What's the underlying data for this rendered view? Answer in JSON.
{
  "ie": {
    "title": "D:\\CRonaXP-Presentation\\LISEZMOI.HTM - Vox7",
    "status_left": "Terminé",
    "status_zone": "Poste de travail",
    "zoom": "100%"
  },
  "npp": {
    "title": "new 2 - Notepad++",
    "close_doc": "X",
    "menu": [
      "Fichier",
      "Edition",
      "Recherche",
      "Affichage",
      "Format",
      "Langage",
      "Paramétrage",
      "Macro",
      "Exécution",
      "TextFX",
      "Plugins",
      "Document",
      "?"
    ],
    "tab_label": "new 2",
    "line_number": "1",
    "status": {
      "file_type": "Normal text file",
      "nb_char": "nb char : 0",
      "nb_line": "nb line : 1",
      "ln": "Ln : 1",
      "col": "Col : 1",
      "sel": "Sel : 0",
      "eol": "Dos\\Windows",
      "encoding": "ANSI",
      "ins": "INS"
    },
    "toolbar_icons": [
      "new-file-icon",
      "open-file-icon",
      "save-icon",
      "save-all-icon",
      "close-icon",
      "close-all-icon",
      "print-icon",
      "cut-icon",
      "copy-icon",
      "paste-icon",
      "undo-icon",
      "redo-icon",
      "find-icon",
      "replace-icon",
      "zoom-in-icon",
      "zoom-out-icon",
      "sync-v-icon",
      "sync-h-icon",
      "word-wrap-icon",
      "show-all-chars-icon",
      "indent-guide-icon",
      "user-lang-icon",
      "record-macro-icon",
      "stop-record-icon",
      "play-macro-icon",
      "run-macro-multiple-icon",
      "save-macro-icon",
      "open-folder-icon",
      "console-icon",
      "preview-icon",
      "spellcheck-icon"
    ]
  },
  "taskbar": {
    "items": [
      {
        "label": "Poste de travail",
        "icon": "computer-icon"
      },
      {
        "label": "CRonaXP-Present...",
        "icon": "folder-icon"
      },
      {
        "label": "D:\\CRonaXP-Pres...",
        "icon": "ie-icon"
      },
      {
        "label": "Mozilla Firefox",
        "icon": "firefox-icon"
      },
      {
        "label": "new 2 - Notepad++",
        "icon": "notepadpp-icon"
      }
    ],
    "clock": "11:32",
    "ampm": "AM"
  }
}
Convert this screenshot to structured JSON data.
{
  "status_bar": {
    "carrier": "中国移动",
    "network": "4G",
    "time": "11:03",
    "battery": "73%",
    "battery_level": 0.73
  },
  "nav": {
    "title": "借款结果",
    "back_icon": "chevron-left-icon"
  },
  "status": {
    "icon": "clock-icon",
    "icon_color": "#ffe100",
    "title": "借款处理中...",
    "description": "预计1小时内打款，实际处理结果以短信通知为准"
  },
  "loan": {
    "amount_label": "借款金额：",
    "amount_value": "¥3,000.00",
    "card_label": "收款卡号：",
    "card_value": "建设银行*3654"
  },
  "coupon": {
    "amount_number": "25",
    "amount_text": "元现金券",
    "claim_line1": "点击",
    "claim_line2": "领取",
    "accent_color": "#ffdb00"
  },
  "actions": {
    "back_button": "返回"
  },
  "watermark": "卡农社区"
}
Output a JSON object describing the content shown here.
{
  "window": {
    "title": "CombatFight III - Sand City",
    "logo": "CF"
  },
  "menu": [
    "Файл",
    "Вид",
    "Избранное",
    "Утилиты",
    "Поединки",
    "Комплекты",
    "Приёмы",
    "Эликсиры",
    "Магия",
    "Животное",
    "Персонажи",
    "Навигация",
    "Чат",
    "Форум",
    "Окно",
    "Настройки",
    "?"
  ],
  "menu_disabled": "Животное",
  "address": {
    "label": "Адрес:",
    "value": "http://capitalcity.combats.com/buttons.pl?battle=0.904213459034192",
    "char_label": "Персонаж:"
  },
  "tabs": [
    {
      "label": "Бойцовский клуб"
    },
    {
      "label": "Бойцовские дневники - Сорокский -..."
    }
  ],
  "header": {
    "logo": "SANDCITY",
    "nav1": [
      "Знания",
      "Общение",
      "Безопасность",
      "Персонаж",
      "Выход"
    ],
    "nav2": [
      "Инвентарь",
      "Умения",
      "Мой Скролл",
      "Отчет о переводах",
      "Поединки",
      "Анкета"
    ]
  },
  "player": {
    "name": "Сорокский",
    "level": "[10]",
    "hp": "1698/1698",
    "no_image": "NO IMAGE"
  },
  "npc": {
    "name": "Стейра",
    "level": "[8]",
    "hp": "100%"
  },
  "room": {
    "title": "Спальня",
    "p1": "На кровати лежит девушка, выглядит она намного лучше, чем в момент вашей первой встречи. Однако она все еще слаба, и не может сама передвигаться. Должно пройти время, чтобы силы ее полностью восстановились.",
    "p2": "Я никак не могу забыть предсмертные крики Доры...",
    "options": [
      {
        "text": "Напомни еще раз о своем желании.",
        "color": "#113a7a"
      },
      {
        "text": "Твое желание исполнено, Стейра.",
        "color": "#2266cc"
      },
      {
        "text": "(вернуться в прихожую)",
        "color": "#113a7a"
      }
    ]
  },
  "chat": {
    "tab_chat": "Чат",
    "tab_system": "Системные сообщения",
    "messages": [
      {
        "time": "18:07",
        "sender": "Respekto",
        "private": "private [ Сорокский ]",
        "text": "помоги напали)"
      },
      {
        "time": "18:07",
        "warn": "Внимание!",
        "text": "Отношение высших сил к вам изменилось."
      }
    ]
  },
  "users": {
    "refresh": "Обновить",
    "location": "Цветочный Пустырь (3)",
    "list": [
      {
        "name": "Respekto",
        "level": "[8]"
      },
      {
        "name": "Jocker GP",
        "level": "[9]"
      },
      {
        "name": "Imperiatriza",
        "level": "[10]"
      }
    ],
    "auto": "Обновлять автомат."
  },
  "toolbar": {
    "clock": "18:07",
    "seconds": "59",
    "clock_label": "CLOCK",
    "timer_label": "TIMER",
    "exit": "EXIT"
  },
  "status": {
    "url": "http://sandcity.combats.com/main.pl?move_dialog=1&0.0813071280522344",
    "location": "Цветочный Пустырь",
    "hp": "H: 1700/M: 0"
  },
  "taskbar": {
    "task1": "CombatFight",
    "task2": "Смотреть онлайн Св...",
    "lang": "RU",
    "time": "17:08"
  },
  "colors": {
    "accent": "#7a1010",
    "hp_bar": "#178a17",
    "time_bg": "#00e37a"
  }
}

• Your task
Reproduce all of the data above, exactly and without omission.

• Response below
What's the underlying data for this rendered view? Answer in JSON.
{
  "ie": {
    "title": "D:\\CRonaXP-Presentation\\LISEZMOI.HTM - Vox7",
    "status_left": "Terminé",
    "status_zone": "Poste de travail",
    "zoom": "100%"
  },
  "npp": {
    "title": "new 2 - Notepad++",
    "close_doc": "X",
    "menu": [
      "Fichier",
      "Edition",
      "Recherche",
      "Affichage",
      "Format",
      "Langage",
      "Paramétrage",
      "Macro",
      "Exécution",
      "TextFX",
      "Plugins",
      "Document",
      "?"
    ],
    "tab_label": "new 2",
    "line_number": "1",
    "status": {
      "file_type": "Normal text file",
      "nb_char": "nb char : 0",
      "nb_line": "nb line : 1",
      "ln": "Ln : 1",
      "col": "Col : 1",
      "sel": "Sel : 0",
      "eol": "Dos\\Windows",
      "encoding": "ANSI",
      "ins": "INS"
    },
    "toolbar_icons": [
      "new-file-icon",
      "open-file-icon",
      "save-icon",
      "save-all-icon",
      "close-icon",
      "close-all-icon",
      "print-icon",
      "cut-icon",
      "copy-icon",
      "paste-icon",
      "undo-icon",
      "redo-icon",
      "find-icon",
      "replace-icon",
      "zoom-in-icon",
      "zoom-out-icon",
      "sync-v-icon",
      "sync-h-icon",
      "word-wrap-icon",
      "show-all-chars-icon",
      "indent-guide-icon",
      "user-lang-icon",
      "record-macro-icon",
      "stop-record-icon",
      "play-macro-icon",
      "run-macro-multiple-icon",
      "save-macro-icon",
      "open-folder-icon",
      "console-icon",
      "preview-icon",
      "spellcheck-icon"
    ]
  },
  "taskbar": {
    "items": [
      {
        "label": "Poste de travail",
        "icon": "computer-icon"
      },
      {
        "label": "CRonaXP-Present...",
        "icon": "folder-icon"
      },
      {
        "label": "D:\\CRonaXP-Pres...",
        "icon": "ie-icon"
      },
      {
        "label": "Mozilla Firefox",
        "icon": "firefox-icon"
      },
      {
        "label": "new 2 - Notepad++",
        "icon": "notepadpp-icon"
      }
    ],
    "clock": "11:32",
    "ampm": "AM"
  }
}
Convert this screenshot to structured JSON data.
{
  "status_bar": {
    "carrier": "中国移动",
    "network": "4G",
    "time": "11:03",
    "battery": "73%",
    "battery_level": 0.73
  },
  "nav": {
    "title": "借款结果",
    "back_icon": "chevron-left-icon"
  },
  "status": {
    "icon": "clock-icon",
    "icon_color": "#ffe100",
    "title": "借款处理中...",
    "description": "预计1小时内打款，实际处理结果以短信通知为准"
  },
  "loan": {
    "amount_label": "借款金额：",
    "amount_value": "¥3,000.00",
    "card_label": "收款卡号：",
    "card_value": "建设银行*3654"
  },
  "coupon": {
    "amount_number": "25",
    "amount_text": "元现金券",
    "claim_line1": "点击",
    "claim_line2": "领取",
    "accent_color": "#ffdb00"
  },
  "actions": {
    "back_button": "返回"
  },
  "watermark": "卡农社区"
}
Output a JSON object describing the content shown here.
{
  "window": {
    "title": "CombatFight III - Sand City",
    "logo": "CF"
  },
  "menu": [
    "Файл",
    "Вид",
    "Избранное",
    "Утилиты",
    "Поединки",
    "Комплекты",
    "Приёмы",
    "Эликсиры",
    "Магия",
    "Животное",
    "Персонажи",
    "Навигация",
    "Чат",
    "Форум",
    "Окно",
    "Настройки",
    "?"
  ],
  "menu_disabled": "Животное",
  "address": {
    "label": "Адрес:",
    "value": "http://capitalcity.combats.com/buttons.pl?battle=0.904213459034192",
    "char_label": "Персонаж:"
  },
  "tabs": [
    {
      "label": "Бойцовский клуб"
    },
    {
      "label": "Бойцовские дневники - Сорокский -..."
    }
  ],
  "header": {
    "logo": "SANDCITY",
    "nav1": [
      "Знания",
      "Общение",
      "Безопасность",
      "Персонаж",
      "Выход"
    ],
    "nav2": [
      "Инвентарь",
      "Умения",
      "Мой Скролл",
      "Отчет о переводах",
      "Поединки",
      "Анкета"
    ]
  },
  "player": {
    "name": "Сорокский",
    "level": "[10]",
    "hp": "1698/1698",
    "no_image": "NO IMAGE"
  },
  "npc": {
    "name": "Стейра",
    "level": "[8]",
    "hp": "100%"
  },
  "room": {
    "title": "Спальня",
    "p1": "На кровати лежит девушка, выглядит она намного лучше, чем в момент вашей первой встречи. Однако она все еще слаба, и не может сама передвигаться. Должно пройти время, чтобы силы ее полностью восстановились.",
    "p2": "Я никак не могу забыть предсмертные крики Доры...",
    "options": [
      {
        "text": "Напомни еще раз о своем желании.",
        "color": "#113a7a"
      },
      {
        "text": "Твое желание исполнено, Стейра.",
        "color": "#2266cc"
      },
      {
        "text": "(вернуться в прихожую)",
        "color": "#113a7a"
      }
    ]
  },
  "chat": {
    "tab_chat": "Чат",
    "tab_system": "Системные сообщения",
    "messages": [
      {
        "time": "18:07",
        "sender": "Respekto",
        "private": "private [ Сорокский ]",
        "text": "помоги напали)"
      },
      {
        "time": "18:07",
        "warn": "Внимание!",
        "text": "Отношение высших сил к вам изменилось."
      }
    ]
  },
  "users": {
    "refresh": "Обновить",
    "location": "Цветочный Пустырь (3)",
    "list": [
      {
        "name": "Respekto",
        "level": "[8]"
      },
      {
        "name": "Jocker GP",
        "level": "[9]"
      },
      {
        "name": "Imperiatriza",
        "level": "[10]"
      }
    ],
    "auto": "Обновлять автомат."
  },
  "toolbar": {
    "clock": "18:07",
    "seconds": "59",
    "clock_label": "CLOCK",
    "timer_label": "TIMER",
    "exit": "EXIT"
  },
  "status": {
    "url": "http://sandcity.combats.com/main.pl?move_dialog=1&0.0813071280522344",
    "location": "Цветочный Пустырь",
    "hp": "H: 1700/M: 0"
  },
  "taskbar": {
    "task1": "CombatFight",
    "task2": "Смотреть онлайн Св...",
    "lang": "RU",
    "time": "17:08"
  },
  "colors": {
    "accent": "#7a1010",
    "hp_bar": "#178a17",
    "time_bg": "#00e37a"
  }
}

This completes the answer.